Records from a collection
------------------------

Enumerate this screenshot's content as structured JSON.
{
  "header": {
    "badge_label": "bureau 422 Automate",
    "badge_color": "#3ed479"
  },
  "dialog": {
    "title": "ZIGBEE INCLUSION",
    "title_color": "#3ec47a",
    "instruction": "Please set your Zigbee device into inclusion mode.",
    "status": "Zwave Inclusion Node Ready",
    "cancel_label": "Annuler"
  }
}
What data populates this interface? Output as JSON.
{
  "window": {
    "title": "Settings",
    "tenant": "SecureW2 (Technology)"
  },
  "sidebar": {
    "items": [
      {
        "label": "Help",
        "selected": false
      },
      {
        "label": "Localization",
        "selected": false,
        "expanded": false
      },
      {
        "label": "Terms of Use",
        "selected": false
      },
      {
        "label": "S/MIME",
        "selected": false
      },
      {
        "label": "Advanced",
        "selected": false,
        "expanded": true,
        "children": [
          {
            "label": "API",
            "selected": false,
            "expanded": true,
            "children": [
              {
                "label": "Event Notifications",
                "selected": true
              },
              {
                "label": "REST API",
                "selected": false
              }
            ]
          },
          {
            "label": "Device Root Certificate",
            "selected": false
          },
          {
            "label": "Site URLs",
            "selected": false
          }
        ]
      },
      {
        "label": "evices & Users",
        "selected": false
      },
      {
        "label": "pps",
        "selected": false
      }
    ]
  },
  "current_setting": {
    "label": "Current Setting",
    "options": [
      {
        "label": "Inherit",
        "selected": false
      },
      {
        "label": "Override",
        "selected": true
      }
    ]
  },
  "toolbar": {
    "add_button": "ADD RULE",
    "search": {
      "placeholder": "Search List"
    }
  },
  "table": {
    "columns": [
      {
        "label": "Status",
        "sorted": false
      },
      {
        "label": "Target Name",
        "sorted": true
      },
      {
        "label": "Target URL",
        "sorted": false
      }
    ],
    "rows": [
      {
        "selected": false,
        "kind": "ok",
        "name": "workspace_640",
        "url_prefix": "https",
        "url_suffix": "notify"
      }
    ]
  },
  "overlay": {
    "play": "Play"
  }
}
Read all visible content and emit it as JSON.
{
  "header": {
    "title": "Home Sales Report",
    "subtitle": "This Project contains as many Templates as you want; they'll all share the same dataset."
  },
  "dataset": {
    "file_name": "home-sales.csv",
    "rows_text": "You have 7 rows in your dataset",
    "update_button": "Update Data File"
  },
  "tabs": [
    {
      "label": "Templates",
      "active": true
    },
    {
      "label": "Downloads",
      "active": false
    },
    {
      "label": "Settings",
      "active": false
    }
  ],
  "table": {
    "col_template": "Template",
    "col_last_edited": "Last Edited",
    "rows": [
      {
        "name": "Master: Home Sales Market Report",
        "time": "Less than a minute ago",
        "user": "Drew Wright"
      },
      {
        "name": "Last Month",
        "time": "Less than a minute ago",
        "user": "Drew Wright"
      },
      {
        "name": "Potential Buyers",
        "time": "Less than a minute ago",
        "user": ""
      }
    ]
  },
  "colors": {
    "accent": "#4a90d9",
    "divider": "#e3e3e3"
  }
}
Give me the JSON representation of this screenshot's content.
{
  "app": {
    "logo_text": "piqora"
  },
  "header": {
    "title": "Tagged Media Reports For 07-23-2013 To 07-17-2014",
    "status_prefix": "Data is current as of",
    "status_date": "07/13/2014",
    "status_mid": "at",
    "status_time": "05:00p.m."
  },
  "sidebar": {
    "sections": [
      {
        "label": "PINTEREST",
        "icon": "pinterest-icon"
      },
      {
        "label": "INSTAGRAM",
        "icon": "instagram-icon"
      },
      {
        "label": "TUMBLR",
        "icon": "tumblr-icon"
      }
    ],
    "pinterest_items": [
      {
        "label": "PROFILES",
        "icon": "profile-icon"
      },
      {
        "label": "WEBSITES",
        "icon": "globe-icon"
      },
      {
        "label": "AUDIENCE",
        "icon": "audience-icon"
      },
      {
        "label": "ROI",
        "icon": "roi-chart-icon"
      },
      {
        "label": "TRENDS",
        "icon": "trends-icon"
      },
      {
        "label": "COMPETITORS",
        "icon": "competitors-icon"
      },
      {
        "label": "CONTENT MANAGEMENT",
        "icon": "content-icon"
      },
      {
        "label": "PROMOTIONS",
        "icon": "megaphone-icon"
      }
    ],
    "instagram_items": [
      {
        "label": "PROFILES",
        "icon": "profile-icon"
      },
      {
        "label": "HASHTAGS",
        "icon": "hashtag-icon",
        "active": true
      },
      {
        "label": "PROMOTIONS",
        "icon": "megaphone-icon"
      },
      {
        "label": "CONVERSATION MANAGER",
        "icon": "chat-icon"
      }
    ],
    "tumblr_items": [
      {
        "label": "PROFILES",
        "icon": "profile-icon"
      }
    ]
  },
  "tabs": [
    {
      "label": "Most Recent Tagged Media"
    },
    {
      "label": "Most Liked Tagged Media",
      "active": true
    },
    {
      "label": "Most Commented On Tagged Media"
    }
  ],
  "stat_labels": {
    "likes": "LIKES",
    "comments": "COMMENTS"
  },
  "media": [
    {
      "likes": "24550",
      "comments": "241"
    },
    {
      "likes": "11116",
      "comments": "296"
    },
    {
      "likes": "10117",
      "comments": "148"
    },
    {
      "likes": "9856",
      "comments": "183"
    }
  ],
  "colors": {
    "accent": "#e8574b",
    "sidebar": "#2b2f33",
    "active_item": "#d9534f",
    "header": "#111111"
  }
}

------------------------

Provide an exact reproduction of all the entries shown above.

# Your solution:
Enumerate this screenshot's content as structured JSON.
{
  "header": {
    "badge_label": "bureau 422 Automate",
    "badge_color": "#3ed479"
  },
  "dialog": {
    "title": "ZIGBEE INCLUSION",
    "title_color": "#3ec47a",
    "instruction": "Please set your Zigbee device into inclusion mode.",
    "status": "Zwave Inclusion Node Ready",
    "cancel_label": "Annuler"
  }
}
What data populates this interface? Output as JSON.
{
  "window": {
    "title": "Settings",
    "tenant": "SecureW2 (Technology)"
  },
  "sidebar": {
    "items": [
      {
        "label": "Help",
        "selected": false
      },
      {
        "label": "Localization",
        "selected": false,
        "expanded": false
      },
      {
        "label": "Terms of Use",
        "selected": false
      },
      {
        "label": "S/MIME",
        "selected": false
      },
      {
        "label": "Advanced",
        "selected": false,
        "expanded": true,
        "children": [
          {
            "label": "API",
            "selected": false,
            "expanded": true,
            "children": [
              {
                "label": "Event Notifications",
                "selected": true
              },
              {
                "label": "REST API",
                "selected": false
              }
            ]
          },
          {
            "label": "Device Root Certificate",
            "selected": false
          },
          {
            "label": "Site URLs",
            "selected": false
          }
        ]
      },
      {
        "label": "evices & Users",
        "selected": false
      },
      {
        "label": "pps",
        "selected": false
      }
    ]
  },
  "current_setting": {
    "label": "Current Setting",
    "options": [
      {
        "label": "Inherit",
        "selected": false
      },
      {
        "label": "Override",
        "selected": true
      }
    ]
  },
  "toolbar": {
    "add_button": "ADD RULE",
    "search": {
      "placeholder": "Search List"
    }
  },
  "table": {
    "columns": [
      {
        "label": "Status",
        "sorted": false
      },
      {
        "label": "Target Name",
        "sorted": true
      },
      {
        "label": "Target URL",
        "sorted": false
      }
    ],
    "rows": [
      {
        "selected": false,
        "kind": "ok",
        "name": "workspace_640",
        "url_prefix": "https",
        "url_suffix": "notify"
      }
    ]
  },
  "overlay": {
    "play": "Play"
  }
}
Read all visible content and emit it as JSON.
{
  "header": {
    "title": "Home Sales Report",
    "subtitle": "This Project contains as many Templates as you want; they'll all share the same dataset."
  },
  "dataset": {
    "file_name": "home-sales.csv",
    "rows_text": "You have 7 rows in your dataset",
    "update_button": "Update Data File"
  },
  "tabs": [
    {
      "label": "Templates",
      "active": true
    },
    {
      "label": "Downloads",
      "active": false
    },
    {
      "label": "Settings",
      "active": false
    }
  ],
  "table": {
    "col_template": "Template",
    "col_last_edited": "Last Edited",
    "rows": [
      {
        "name": "Master: Home Sales Market Report",
        "time": "Less than a minute ago",
        "user": "Drew Wright"
      },
      {
        "name": "Last Month",
        "time": "Less than a minute ago",
        "user": "Drew Wright"
      },
      {
        "name": "Potential Buyers",
        "time": "Less than a minute ago",
        "user": ""
      }
    ]
  },
  "colors": {
    "accent": "#4a90d9",
    "divider": "#e3e3e3"
  }
}
Give me the JSON representation of this screenshot's content.
{
  "app": {
    "logo_text": "piqora"
  },
  "header": {
    "title": "Tagged Media Reports For 07-23-2013 To 07-17-2014",
    "status_prefix": "Data is current as of",
    "status_date": "07/13/2014",
    "status_mid": "at",
    "status_time": "05:00p.m."
  },
  "sidebar": {
    "sections": [
      {
        "label": "PINTEREST",
        "icon": "pinterest-icon"
      },
      {
        "label": "INSTAGRAM",
        "icon": "instagram-icon"
      },
      {
        "label": "TUMBLR",
        "icon": "tumblr-icon"
      }
    ],
    "pinterest_items": [
      {
        "label": "PROFILES",
        "icon": "profile-icon"
      },
      {
        "label": "WEBSITES",
        "icon": "globe-icon"
      },
      {
        "label": "AUDIENCE",
        "icon": "audience-icon"
      },
      {
        "label": "ROI",
        "icon": "roi-chart-icon"
      },
      {
        "label": "TRENDS",
        "icon": "trends-icon"
      },
      {
        "label": "COMPETITORS",
        "icon": "competitors-icon"
      },
      {
        "label": "CONTENT MANAGEMENT",
        "icon": "content-icon"
      },
      {
        "label": "PROMOTIONS",
        "icon": "megaphone-icon"
      }
    ],
    "instagram_items": [
      {
        "label": "PROFILES",
        "icon": "profile-icon"
      },
      {
        "label": "HASHTAGS",
        "icon": "hashtag-icon",
        "active": true
      },
      {
        "label": "PROMOTIONS",
        "icon": "megaphone-icon"
      },
      {
        "label": "CONVERSATION MANAGER",
        "icon": "chat-icon"
      }
    ],
    "tumblr_items": [
      {
        "label": "PROFILES",
        "icon": "profile-icon"
      }
    ]
  },
  "tabs": [
    {
      "label": "Most Recent Tagged Media"
    },
    {
      "label": "Most Liked Tagged Media",
      "active": true
    },
    {
      "label": "Most Commented On Tagged Media"
    }
  ],
  "stat_labels": {
    "likes": "LIKES",
    "comments": "COMMENTS"
  },
  "media": [
    {
      "likes": "24550",
      "comments": "241"
    },
    {
      "likes": "11116",
      "comments": "296"
    },
    {
      "likes": "10117",
      "comments": "148"
    },
    {
      "likes": "9856",
      "comments": "183"
    }
  ],
  "colors": {
    "accent": "#e8574b",
    "sidebar": "#2b2f33",
    "active_item": "#d9534f",
    "header": "#111111"
  }
}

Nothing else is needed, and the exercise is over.